Today I’m serving up a simple compote, courtesy of the always-brilliant Smitten Kitchen. It pairs beautifully with some leftover lemon curd, made at a class at one of my favorite local bakeries, Two Tarts. It also helps disguise a rather disappointing cake, which I won’t call out, but it suffices to say that even in the presence of the magic words “Greek yogurt,” I’ll be sticking to butter-based pound cake types, rather than oil. Luckily the curd and the compote are fragrant, because this cake smells a little bit like French fries.


Rhubarb, strawberries, sugar, lemon…and the finished compote.


Another fantastic photo from my office kitchen. This cake looks like it would be good, doesn’t it?


Sunday serving suggestion: store-bought madeleines, compote, curd, blob of fat-free yogurt you accidentally bought that is unsuitable for baking.

PS: Stevie Wonder makes excellent baking music.

And so it begins


Lousy photo taken in office kitchen. Nice cake plate, though.

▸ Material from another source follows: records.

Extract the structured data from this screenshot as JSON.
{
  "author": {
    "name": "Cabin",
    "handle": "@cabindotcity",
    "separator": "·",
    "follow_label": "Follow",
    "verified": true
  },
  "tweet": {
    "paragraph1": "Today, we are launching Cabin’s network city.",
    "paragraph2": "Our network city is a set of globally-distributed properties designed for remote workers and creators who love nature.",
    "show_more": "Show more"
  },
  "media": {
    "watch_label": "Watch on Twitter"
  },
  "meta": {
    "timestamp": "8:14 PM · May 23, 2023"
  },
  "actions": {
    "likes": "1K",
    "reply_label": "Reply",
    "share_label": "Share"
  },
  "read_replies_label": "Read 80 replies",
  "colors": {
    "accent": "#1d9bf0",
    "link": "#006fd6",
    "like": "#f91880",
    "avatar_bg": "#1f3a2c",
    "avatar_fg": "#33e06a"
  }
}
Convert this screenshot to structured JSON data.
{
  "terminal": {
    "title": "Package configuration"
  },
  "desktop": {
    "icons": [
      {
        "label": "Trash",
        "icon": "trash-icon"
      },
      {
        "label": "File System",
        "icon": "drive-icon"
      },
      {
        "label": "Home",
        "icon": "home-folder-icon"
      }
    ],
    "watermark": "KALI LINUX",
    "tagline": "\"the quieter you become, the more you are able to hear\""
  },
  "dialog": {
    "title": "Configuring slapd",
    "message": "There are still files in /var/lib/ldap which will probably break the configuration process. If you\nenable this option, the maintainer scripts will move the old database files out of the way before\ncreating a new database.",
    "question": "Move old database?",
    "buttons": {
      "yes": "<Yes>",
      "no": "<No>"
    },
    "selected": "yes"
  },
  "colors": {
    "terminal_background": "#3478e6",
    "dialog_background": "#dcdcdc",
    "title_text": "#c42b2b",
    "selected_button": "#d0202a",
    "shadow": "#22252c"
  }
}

Here is Entry Number One. True to the spirit of the challenge, I went to the grocery store for chocolate chips for this fabulous banana bread, when I discovered it: the first rhubarb. Only about 10 stalks to choose from, pale in color, but the rhubarb exists, and therefore it must be baked.

This early specimen would need some help in the flavor and sweetness departments. Inspired by this cake, I decided to sneak in a middle layer of rhubarb and top it with what remains of some nearly-forgotten raspberry freezer jam.

I pre-roasted the rhubarb slices with a tablespoon of orange juice and a sprinkle of sugar until softened and a beautiful bright pink. It’s currently disappearing rapidly in my office kitchen. Apparently, I have won two new rhubarb converts today.

Rhubarb & Jam Tea Cake

Adapted from Sneh Roy of Cook Republic.

1 large stalk rhubarb, sliced
1 1/2 cups flour
1 teaspoons baking powder
Pinch of salt
1 cup unsalted butter, softened
2/3 cup sugar
1/2 cup milk
1 1/2 teaspoons vanilla extract
2 large eggs
4 tablespoons raspberry jam

Preheat oven to 325 degrees F. Butter a 10 inch springform cake pan.

If pre-roasting, toss the rhubarb slices with a teaspoon of sugar, a tablespoon of orange juice, or other desired seasonings, and bake at 325 for about 10 minutes, until softened and bright pink.

Sift together the flour, baking powder and salt and set aside. Beat the butter with an electric mixer for a minute or two until smooth. Add the sugar and vanilla and beat until pale and fluffy. Add eggs, beating after each addition to incorporate. Add the flour mixture and milk, and beat until smooth.

Spread a thin layer of the batter into the prepared cake pan. Top with rhubarb slices. Carefully spread the remaining batter over the rhubarb and smooth the top.

Drop small spoonfuls of jam on top of the cake and use a wooden skewer to swirl.

Bake for approximately 40 minutes until the cake is golden brown and a toothpick inserted in the center comes out clean. Allow to cool thoroughly before turning out onto a serving dish.


Rheum rhabarbarum

I think rhubarb is the finest of the fruits (after tomatoes, peaches and cherries, but it’s only March – let’s not get greedy here). The task is simple: as many rhubarb creations as I can make, from the time stalks first appear in the grocery stores (for me, last night at 8:30pm) until they run out or I can no longer stand it. Whichever comes first.

I welcome joiners, recipe suggestions, constructive feedback, and pre-softened sticks of unsalted butter.

To the ovens!